[Dataset content Boundary: Start]
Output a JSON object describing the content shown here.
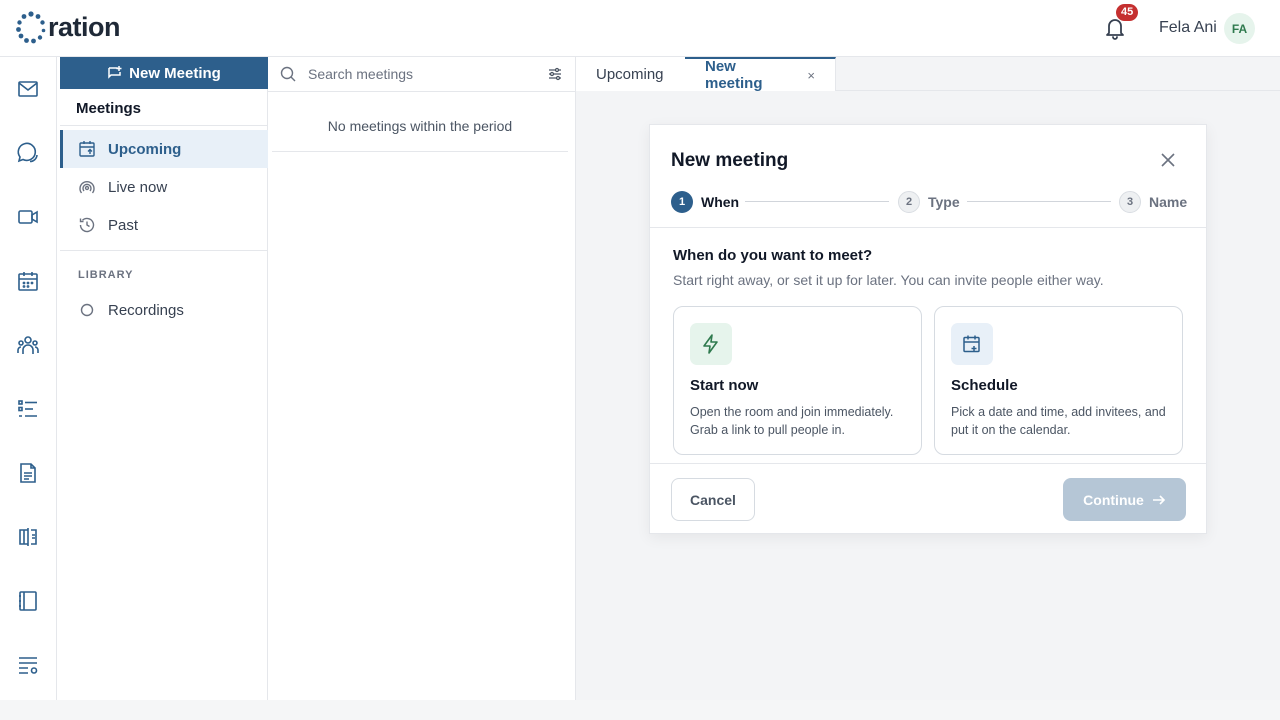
{
  "app": {
    "logo_text": "ration"
  },
  "header": {
    "notification_count": "45",
    "user_name": "Fela Ani",
    "user_initials": "FA"
  },
  "rail": {
    "icons": [
      "mail-icon",
      "chat-icon",
      "video-icon",
      "calendar-icon",
      "people-icon",
      "tasks-icon",
      "document-icon",
      "book-icon",
      "notebook-icon",
      "settings-list-icon"
    ]
  },
  "sidebar": {
    "new_button": "New Meeting",
    "title": "Meetings",
    "items": [
      {
        "label": "Upcoming",
        "icon": "calendar-arrow-icon",
        "active": true
      },
      {
        "label": "Live now",
        "icon": "broadcast-icon",
        "active": false
      },
      {
        "label": "Past",
        "icon": "history-icon",
        "active": false
      }
    ],
    "section_label": "LIBRARY",
    "library_items": [
      {
        "label": "Recordings",
        "icon": "circle-icon"
      }
    ]
  },
  "list": {
    "search_placeholder": "Search meetings",
    "empty_message": "No meetings within the period"
  },
  "tabs": [
    {
      "label": "Upcoming",
      "active": false
    },
    {
      "label": "New meeting",
      "active": true,
      "close": "×"
    }
  ],
  "dialog": {
    "title": "New meeting",
    "steps": [
      {
        "num": "1",
        "label": "When"
      },
      {
        "num": "2",
        "label": "Type"
      },
      {
        "num": "3",
        "label": "Name"
      }
    ],
    "question": "When do you want to meet?",
    "subtitle": "Start right away, or set it up for later. You can invite people either way.",
    "options": [
      {
        "title": "Start now",
        "desc": "Open the room and join immediately. Grab a link to pull people in.",
        "icon": "lightning-icon"
      },
      {
        "title": "Schedule",
        "desc": "Pick a date and time, add invitees, and put it on the calendar.",
        "icon": "calendar-plus-icon"
      }
    ],
    "cancel": "Cancel",
    "continue": "Continue"
  },
  "colors": {
    "primary": "#2d5f8c",
    "badge": "#c53030",
    "continue_disabled": "#b5c6d6"
  }
}
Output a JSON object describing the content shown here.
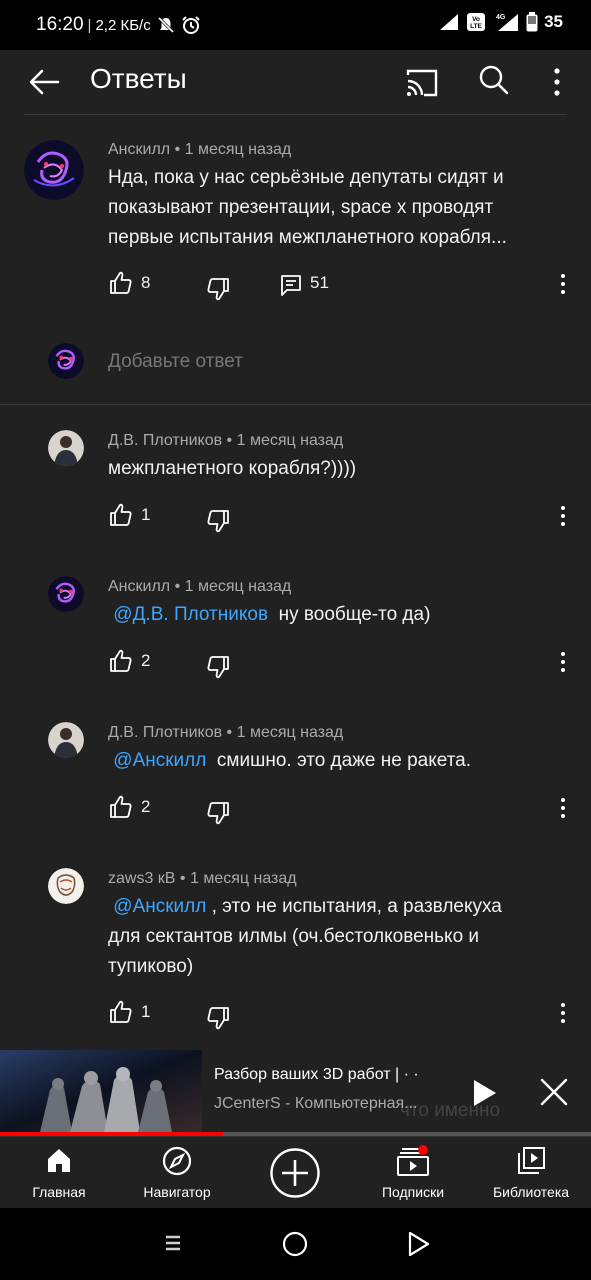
{
  "status_bar": {
    "time": "16:20",
    "speed": "2,2 КБ/с",
    "battery": "35"
  },
  "header": {
    "title": "Ответы"
  },
  "parent_comment": {
    "author": "Анскилл",
    "age": "1 месяц назад",
    "text_lines": [
      "Нда, пока у нас серьёзные депутаты сидят и",
      "показывают презентации, space x проводят",
      "первые испытания межпланетного корабля..."
    ],
    "likes": "8",
    "replies": "51"
  },
  "add_reply": {
    "placeholder": "Добавьте ответ"
  },
  "replies": [
    {
      "author": "Д.В. Плотников",
      "age": "1 месяц назад",
      "mention": "",
      "text_lines": [
        "межпланетного корабля?))))"
      ],
      "likes": "1"
    },
    {
      "author": "Анскилл",
      "age": "1 месяц назад",
      "mention": "@Д.В. Плотников",
      "text_lines": [
        "ну вообще-то да)"
      ],
      "likes": "2"
    },
    {
      "author": "Д.В. Плотников",
      "age": "1 месяц назад",
      "mention": "@Анскилл",
      "text_lines": [
        "смишно. это даже не ракета."
      ],
      "likes": "2"
    },
    {
      "author": "zaws3 кВ",
      "age": "1 месяц назад",
      "mention": "@Анскилл",
      "text_lines": [
        ", это не испытания, а развлекуха",
        "для сектантов илмы (оч.бестолковенько и",
        "тупиково)"
      ],
      "likes": "1"
    }
  ],
  "mini_player": {
    "title": "Разбор ваших 3D работ | · ·",
    "channel": "JCenterS - Компьютерная...",
    "ghost_text": "что именно",
    "progress": 0.377
  },
  "bottom_nav": [
    {
      "label": "Главная",
      "icon": "home-icon"
    },
    {
      "label": "Навигатор",
      "icon": "compass-icon"
    },
    {
      "label": "",
      "icon": "create-icon"
    },
    {
      "label": "Подписки",
      "icon": "subscriptions-icon"
    },
    {
      "label": "Библиотека",
      "icon": "library-icon"
    }
  ],
  "colors": {
    "background": "#212121",
    "mention": "#3ea6ff",
    "accent": "#ff0000"
  }
}
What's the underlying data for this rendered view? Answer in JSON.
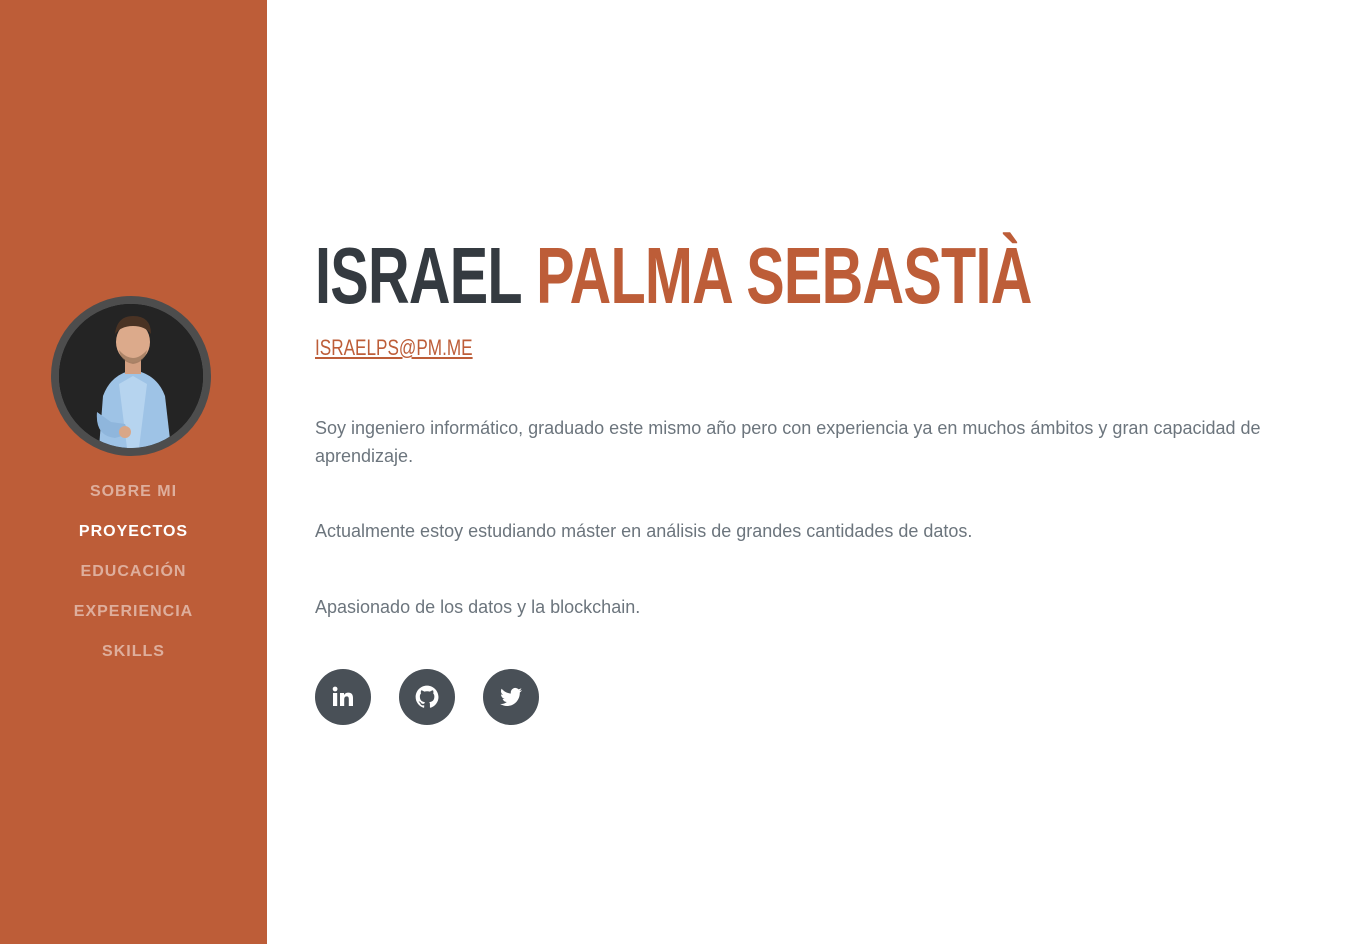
{
  "profile": {
    "first_name": "Israel",
    "last_name": "Palma Sebastià",
    "email": "israelps@pm.me"
  },
  "nav": {
    "items": [
      {
        "label": "Sobre mi",
        "active": false
      },
      {
        "label": "Proyectos",
        "active": true
      },
      {
        "label": "Educación",
        "active": false
      },
      {
        "label": "Experiencia",
        "active": false
      },
      {
        "label": "Skills",
        "active": false
      }
    ]
  },
  "about": {
    "paragraphs": [
      "Soy ingeniero informático, graduado este mismo año pero con experiencia ya en muchos ámbitos y gran capacidad de aprendizaje.",
      "Actualmente estoy estudiando máster en análisis de grandes cantidades de datos.",
      "Apasionado de los datos y la blockchain."
    ]
  },
  "social": {
    "icons": [
      "linkedin-icon",
      "github-icon",
      "twitter-icon"
    ]
  },
  "colors": {
    "primary": "#bd5d38",
    "dark": "#343a40",
    "text": "#6c757d",
    "social_bg": "#495057"
  }
}
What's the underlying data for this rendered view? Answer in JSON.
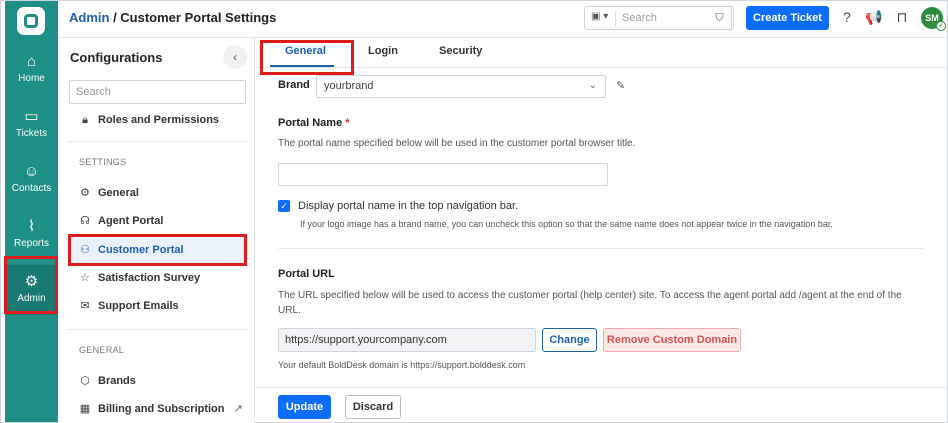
{
  "header": {
    "breadcrumb_link": "Admin",
    "breadcrumb_sep": " / ",
    "breadcrumb_current": "Customer Portal Settings",
    "search_placeholder": "Search",
    "create_ticket": "Create Ticket",
    "avatar_initials": "SM"
  },
  "rail": {
    "items": [
      {
        "label": "Home",
        "icon": "home-icon"
      },
      {
        "label": "Tickets",
        "icon": "ticket-icon"
      },
      {
        "label": "Contacts",
        "icon": "contact-icon"
      },
      {
        "label": "Reports",
        "icon": "chart-icon"
      },
      {
        "label": "Admin",
        "icon": "gear-icon"
      }
    ]
  },
  "config": {
    "title": "Configurations",
    "search_placeholder": "Search",
    "roles": "Roles and Permissions",
    "settings_heading": "SETTINGS",
    "settings_items": [
      "General",
      "Agent Portal",
      "Customer Portal",
      "Satisfaction Survey",
      "Support Emails"
    ],
    "general_heading": "GENERAL",
    "general_items": [
      "Brands",
      "Billing and Subscription"
    ]
  },
  "tabs": [
    "General",
    "Login",
    "Security"
  ],
  "form": {
    "brand_label": "Brand",
    "brand_value": "yourbrand",
    "portal_name_label": "Portal Name",
    "portal_name_required": "*",
    "portal_name_help": "The portal name specified below will be used in the customer portal browser title.",
    "portal_name_value": "",
    "display_checkbox_label": "Display portal name in the top navigation bar.",
    "display_checkbox_help": "If your logo image has a brand name, you can uncheck this option so that the same name does not appear twice in the navigation bar.",
    "portal_url_label": "Portal URL",
    "portal_url_help_1": "The URL specified below will be used to access the customer portal (help center) site. To access the agent portal add /agent at the end of the",
    "portal_url_help_2": "URL.",
    "portal_url_value": "https://support.yourcompany.com",
    "change_button": "Change",
    "remove_button": "Remove Custom Domain",
    "default_domain_note": "Your default BoldDesk domain is https://support.bolddesk.com",
    "update_button": "Update",
    "discard_button": "Discard"
  },
  "colors": {
    "rail": "#1e8f87",
    "primary": "#0d6efd",
    "highlight": "#e01b1b"
  }
}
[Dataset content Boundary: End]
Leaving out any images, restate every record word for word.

Answer:
Output a JSON object describing the content shown here.
{
  "app": {
    "logo_text": "ration"
  },
  "header": {
    "notification_count": "45",
    "user_name": "Fela Ani",
    "user_initials": "FA"
  },
  "rail": {
    "icons": [
      "mail-icon",
      "chat-icon",
      "video-icon",
      "calendar-icon",
      "people-icon",
      "tasks-icon",
      "document-icon",
      "book-icon",
      "notebook-icon",
      "settings-list-icon"
    ]
  },
  "sidebar": {
    "new_button": "New Meeting",
    "title": "Meetings",
    "items": [
      {
        "label": "Upcoming",
        "icon": "calendar-arrow-icon",
        "active": true
      },
      {
        "label": "Live now",
        "icon": "broadcast-icon",
        "active": false
      },
      {
        "label": "Past",
        "icon": "history-icon",
        "active": false
      }
    ],
    "section_label": "LIBRARY",
    "library_items": [
      {
        "label": "Recordings",
        "icon": "circle-icon"
      }
    ]
  },
  "list": {
    "search_placeholder": "Search meetings",
    "empty_message": "No meetings within the period"
  },
  "tabs": [
    {
      "label": "Upcoming",
      "active": false
    },
    {
      "label": "New meeting",
      "active": true,
      "close": "×"
    }
  ],
  "dialog": {
    "title": "New meeting",
    "steps": [
      {
        "num": "1",
        "label": "When"
      },
      {
        "num": "2",
        "label": "Type"
      },
      {
        "num": "3",
        "label": "Name"
      }
    ],
    "question": "When do you want to meet?",
    "subtitle": "Start right away, or set it up for later. You can invite people either way.",
    "options": [
      {
        "title": "Start now",
        "desc": "Open the room and join immediately. Grab a link to pull people in.",
        "icon": "lightning-icon"
      },
      {
        "title": "Schedule",
        "desc": "Pick a date and time, add invitees, and put it on the calendar.",
        "icon": "calendar-plus-icon"
      }
    ],
    "cancel": "Cancel",
    "continue": "Continue"
  },
  "colors": {
    "primary": "#2d5f8c",
    "badge": "#c53030",
    "continue_disabled": "#b5c6d6"
  }
}
Output a JSON object describing the content shown here.
{
  "status_bar": {
    "time": "16:20",
    "speed": "2,2 КБ/с",
    "battery": "35"
  },
  "header": {
    "title": "Ответы"
  },
  "parent_comment": {
    "author": "Анскилл",
    "age": "1 месяц назад",
    "text_lines": [
      "Нда, пока у нас серьёзные депутаты сидят и",
      "показывают презентации, space x проводят",
      "первые испытания межпланетного корабля..."
    ],
    "likes": "8",
    "replies": "51"
  },
  "add_reply": {
    "placeholder": "Добавьте ответ"
  },
  "replies": [
    {
      "author": "Д.В. Плотников",
      "age": "1 месяц назад",
      "mention": "",
      "text_lines": [
        "межпланетного корабля?))))"
      ],
      "likes": "1"
    },
    {
      "author": "Анскилл",
      "age": "1 месяц назад",
      "mention": "@Д.В. Плотников",
      "text_lines": [
        "ну вообще-то да)"
      ],
      "likes": "2"
    },
    {
      "author": "Д.В. Плотников",
      "age": "1 месяц назад",
      "mention": "@Анскилл",
      "text_lines": [
        "смишно. это даже не ракета."
      ],
      "likes": "2"
    },
    {
      "author": "zaws3 кВ",
      "age": "1 месяц назад",
      "mention": "@Анскилл",
      "text_lines": [
        ", это не испытания, а развлекуха",
        "для сектантов илмы (оч.бестолковенько и",
        "тупиково)"
      ],
      "likes": "1"
    }
  ],
  "mini_player": {
    "title": "Разбор ваших 3D работ | · ·",
    "channel": "JCenterS - Компьютерная...",
    "ghost_text": "что именно",
    "progress": 0.377
  },
  "bottom_nav": [
    {
      "label": "Главная",
      "icon": "home-icon"
    },
    {
      "label": "Навигатор",
      "icon": "compass-icon"
    },
    {
      "label": "",
      "icon": "create-icon"
    },
    {
      "label": "Подписки",
      "icon": "subscriptions-icon"
    },
    {
      "label": "Библиотека",
      "icon": "library-icon"
    }
  ],
  "colors": {
    "background": "#212121",
    "mention": "#3ea6ff",
    "accent": "#ff0000"
  }
}
What's the underlying data for this rendered view? Answer in JSON.
{
  "profile": {
    "first_name": "Israel",
    "last_name": "Palma Sebastià",
    "email": "israelps@pm.me"
  },
  "nav": {
    "items": [
      {
        "label": "Sobre mi",
        "active": false
      },
      {
        "label": "Proyectos",
        "active": true
      },
      {
        "label": "Educación",
        "active": false
      },
      {
        "label": "Experiencia",
        "active": false
      },
      {
        "label": "Skills",
        "active": false
      }
    ]
  },
  "about": {
    "paragraphs": [
      "Soy ingeniero informático, graduado este mismo año pero con experiencia ya en muchos ámbitos y gran capacidad de aprendizaje.",
      "Actualmente estoy estudiando máster en análisis de grandes cantidades de datos.",
      "Apasionado de los datos y la blockchain."
    ]
  },
  "social": {
    "icons": [
      "linkedin-icon",
      "github-icon",
      "twitter-icon"
    ]
  },
  "colors": {
    "primary": "#bd5d38",
    "dark": "#343a40",
    "text": "#6c757d",
    "social_bg": "#495057"
  }
}
What's the underlying data for this rendered view? Answer in JSON.
{
  "header": {
    "breadcrumb_link": "Admin",
    "breadcrumb_sep": " / ",
    "breadcrumb_current": "Customer Portal Settings",
    "search_placeholder": "Search",
    "create_ticket": "Create Ticket",
    "avatar_initials": "SM"
  },
  "rail": {
    "items": [
      {
        "label": "Home",
        "icon": "home-icon"
      },
      {
        "label": "Tickets",
        "icon": "ticket-icon"
      },
      {
        "label": "Contacts",
        "icon": "contact-icon"
      },
      {
        "label": "Reports",
        "icon": "chart-icon"
      },
      {
        "label": "Admin",
        "icon": "gear-icon"
      }
    ]
  },
  "config": {
    "title": "Configurations",
    "search_placeholder": "Search",
    "roles": "Roles and Permissions",
    "settings_heading": "SETTINGS",
    "settings_items": [
      "General",
      "Agent Portal",
      "Customer Portal",
      "Satisfaction Survey",
      "Support Emails"
    ],
    "general_heading": "GENERAL",
    "general_items": [
      "Brands",
      "Billing and Subscription"
    ]
  },
  "tabs": [
    "General",
    "Login",
    "Security"
  ],
  "form": {
    "brand_label": "Brand",
    "brand_value": "yourbrand",
    "portal_name_label": "Portal Name",
    "portal_name_required": "*",
    "portal_name_help": "The portal name specified below will be used in the customer portal browser title.",
    "portal_name_value": "",
    "display_checkbox_label": "Display portal name in the top navigation bar.",
    "display_checkbox_help": "If your logo image has a brand name, you can uncheck this option so that the same name does not appear twice in the navigation bar.",
    "portal_url_label": "Portal URL",
    "portal_url_help_1": "The URL specified below will be used to access the customer portal (help center) site. To access the agent portal add /agent at the end of the",
    "portal_url_help_2": "URL.",
    "portal_url_value": "https://support.yourcompany.com",
    "change_button": "Change",
    "remove_button": "Remove Custom Domain",
    "default_domain_note": "Your default BoldDesk domain is https://support.bolddesk.com",
    "update_button": "Update",
    "discard_button": "Discard"
  },
  "colors": {
    "rail": "#1e8f87",
    "primary": "#0d6efd",
    "highlight": "#e01b1b"
  }
}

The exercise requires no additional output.